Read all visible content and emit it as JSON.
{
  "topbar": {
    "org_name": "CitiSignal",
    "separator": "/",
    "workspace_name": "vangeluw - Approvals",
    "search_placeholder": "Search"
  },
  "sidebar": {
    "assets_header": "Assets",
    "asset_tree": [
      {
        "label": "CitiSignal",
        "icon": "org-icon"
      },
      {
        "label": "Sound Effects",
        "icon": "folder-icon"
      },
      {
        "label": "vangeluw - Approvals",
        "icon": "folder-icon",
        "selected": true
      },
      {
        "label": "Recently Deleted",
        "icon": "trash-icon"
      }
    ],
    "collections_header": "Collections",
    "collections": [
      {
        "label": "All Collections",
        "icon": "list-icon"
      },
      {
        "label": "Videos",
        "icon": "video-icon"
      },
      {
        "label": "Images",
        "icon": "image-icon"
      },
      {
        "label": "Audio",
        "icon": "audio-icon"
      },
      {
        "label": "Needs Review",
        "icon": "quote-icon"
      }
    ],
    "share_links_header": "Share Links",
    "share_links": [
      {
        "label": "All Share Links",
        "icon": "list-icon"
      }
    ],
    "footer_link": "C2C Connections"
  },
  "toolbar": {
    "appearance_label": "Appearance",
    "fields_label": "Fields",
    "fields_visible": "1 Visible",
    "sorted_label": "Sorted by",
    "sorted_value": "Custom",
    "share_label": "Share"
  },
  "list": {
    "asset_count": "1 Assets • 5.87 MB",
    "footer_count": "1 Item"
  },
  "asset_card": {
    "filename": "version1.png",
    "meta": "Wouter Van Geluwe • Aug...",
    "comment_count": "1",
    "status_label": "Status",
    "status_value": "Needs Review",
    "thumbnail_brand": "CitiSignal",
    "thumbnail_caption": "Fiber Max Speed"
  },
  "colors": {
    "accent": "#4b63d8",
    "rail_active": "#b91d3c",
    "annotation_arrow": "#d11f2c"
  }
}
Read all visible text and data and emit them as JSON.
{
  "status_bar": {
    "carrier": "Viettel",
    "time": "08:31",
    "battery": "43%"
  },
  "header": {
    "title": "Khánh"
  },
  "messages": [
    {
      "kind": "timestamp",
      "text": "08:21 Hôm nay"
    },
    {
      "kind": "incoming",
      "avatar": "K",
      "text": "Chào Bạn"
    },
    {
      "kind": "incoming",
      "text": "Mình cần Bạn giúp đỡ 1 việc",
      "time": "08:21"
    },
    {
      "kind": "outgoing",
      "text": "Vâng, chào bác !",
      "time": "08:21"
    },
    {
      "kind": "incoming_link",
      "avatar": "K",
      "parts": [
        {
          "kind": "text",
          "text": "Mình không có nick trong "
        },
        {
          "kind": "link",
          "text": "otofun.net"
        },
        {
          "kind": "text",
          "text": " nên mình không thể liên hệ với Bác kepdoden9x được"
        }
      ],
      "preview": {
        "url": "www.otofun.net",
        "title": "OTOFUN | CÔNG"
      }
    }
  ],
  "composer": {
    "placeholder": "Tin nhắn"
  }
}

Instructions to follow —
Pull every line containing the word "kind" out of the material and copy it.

Output below —
      "kind": "timestamp",
      "kind": "incoming",
      "kind": "incoming",
      "kind": "outgoing",
      "kind": "incoming_link",
          "kind": "text",
          "kind": "link",
          "kind": "text",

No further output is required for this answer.